Required action
Which lines in the data below contain the word "from"? Return each of them.

*** Opening of Information provided ***

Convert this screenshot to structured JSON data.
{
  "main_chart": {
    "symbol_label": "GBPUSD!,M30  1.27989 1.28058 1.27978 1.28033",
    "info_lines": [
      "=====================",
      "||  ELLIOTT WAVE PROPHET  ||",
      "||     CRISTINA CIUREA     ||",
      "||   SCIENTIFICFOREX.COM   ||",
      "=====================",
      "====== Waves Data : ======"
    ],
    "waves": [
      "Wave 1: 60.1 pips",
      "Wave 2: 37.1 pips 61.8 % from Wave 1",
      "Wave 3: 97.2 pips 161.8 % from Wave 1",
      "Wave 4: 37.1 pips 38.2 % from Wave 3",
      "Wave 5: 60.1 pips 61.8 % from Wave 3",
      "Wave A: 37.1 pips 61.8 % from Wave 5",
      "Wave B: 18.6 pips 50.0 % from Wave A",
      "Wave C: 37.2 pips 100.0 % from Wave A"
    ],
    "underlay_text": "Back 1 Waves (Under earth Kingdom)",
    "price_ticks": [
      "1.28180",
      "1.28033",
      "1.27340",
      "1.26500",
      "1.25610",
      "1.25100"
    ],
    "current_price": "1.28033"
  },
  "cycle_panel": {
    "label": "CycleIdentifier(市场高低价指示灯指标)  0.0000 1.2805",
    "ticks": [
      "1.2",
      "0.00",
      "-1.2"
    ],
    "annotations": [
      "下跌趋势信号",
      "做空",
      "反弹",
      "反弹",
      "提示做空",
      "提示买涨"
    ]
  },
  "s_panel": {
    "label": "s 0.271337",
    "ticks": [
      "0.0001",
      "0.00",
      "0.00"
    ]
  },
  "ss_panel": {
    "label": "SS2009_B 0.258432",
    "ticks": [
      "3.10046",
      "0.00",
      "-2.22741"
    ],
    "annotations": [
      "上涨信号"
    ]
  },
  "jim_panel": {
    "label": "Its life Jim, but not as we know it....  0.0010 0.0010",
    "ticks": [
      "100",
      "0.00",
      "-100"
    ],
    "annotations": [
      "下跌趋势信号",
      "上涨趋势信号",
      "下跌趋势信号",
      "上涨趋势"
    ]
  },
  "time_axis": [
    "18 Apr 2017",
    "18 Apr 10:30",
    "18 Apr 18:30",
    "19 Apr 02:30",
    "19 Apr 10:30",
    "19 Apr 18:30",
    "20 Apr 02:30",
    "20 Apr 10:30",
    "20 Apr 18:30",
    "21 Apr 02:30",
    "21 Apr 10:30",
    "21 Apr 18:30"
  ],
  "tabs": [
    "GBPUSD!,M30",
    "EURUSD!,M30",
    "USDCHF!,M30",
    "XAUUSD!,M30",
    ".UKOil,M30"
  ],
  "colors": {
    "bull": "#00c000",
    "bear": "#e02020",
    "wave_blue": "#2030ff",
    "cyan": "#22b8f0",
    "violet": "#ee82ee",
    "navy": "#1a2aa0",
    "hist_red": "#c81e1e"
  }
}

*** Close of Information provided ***

Response below
      "Wave 2: 37.1 pips 61.8 % from Wave 1",
      "Wave 3: 97.2 pips 161.8 % from Wave 1",
      "Wave 4: 37.1 pips 38.2 % from Wave 3",
      "Wave 5: 60.1 pips 61.8 % from Wave 3",
      "Wave A: 37.1 pips 61.8 % from Wave 5",
      "Wave B: 18.6 pips 50.0 % from Wave A",
      "Wave C: 37.2 pips 100.0 % from Wave A"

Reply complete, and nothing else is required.